### YOUR GOAL
List all the lines in these records that hold "size".

### SUPPLIED MATERIAL
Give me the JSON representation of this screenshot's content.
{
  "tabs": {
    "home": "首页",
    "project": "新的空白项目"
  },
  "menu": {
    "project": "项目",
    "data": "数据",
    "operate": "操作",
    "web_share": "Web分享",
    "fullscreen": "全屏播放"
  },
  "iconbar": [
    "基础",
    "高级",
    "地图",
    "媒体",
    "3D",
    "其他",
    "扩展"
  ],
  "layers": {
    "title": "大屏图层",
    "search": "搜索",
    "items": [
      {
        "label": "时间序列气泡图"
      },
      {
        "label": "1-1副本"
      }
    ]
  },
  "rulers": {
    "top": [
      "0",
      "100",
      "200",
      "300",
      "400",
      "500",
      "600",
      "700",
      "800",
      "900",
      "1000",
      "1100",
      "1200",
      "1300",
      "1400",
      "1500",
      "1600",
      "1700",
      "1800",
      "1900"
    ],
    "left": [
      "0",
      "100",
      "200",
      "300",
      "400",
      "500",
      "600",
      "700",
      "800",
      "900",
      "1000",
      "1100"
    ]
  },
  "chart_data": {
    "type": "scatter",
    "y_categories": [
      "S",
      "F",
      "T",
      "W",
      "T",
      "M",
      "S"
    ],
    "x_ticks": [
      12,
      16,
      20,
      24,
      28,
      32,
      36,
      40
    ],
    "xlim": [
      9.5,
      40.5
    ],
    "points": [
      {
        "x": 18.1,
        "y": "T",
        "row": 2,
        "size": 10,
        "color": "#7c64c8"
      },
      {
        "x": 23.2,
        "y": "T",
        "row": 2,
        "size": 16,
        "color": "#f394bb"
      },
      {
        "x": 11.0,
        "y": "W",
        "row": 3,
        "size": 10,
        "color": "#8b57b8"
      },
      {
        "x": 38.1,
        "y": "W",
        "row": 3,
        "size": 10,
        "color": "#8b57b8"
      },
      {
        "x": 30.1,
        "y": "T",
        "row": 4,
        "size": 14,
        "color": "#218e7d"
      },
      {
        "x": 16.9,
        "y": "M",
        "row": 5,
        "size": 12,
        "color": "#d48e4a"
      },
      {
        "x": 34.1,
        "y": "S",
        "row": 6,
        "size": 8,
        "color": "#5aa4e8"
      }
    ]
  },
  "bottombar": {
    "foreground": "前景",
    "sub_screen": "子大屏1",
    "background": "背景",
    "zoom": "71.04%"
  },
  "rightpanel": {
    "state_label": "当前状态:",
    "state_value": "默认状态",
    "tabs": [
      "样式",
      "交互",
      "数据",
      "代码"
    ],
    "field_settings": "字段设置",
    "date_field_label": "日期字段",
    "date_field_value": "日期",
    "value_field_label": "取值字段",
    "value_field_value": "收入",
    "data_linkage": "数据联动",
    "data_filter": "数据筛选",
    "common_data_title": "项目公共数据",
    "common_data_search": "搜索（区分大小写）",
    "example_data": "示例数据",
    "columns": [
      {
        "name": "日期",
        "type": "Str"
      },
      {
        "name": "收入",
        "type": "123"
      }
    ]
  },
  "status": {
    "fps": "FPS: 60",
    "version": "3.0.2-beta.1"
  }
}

### WRITTEN RESPONSE
        "size": 10,
        "size": 16,
        "size": 10,
        "size": 10,
        "size": 14,
        "size": 12,
        "size": 8,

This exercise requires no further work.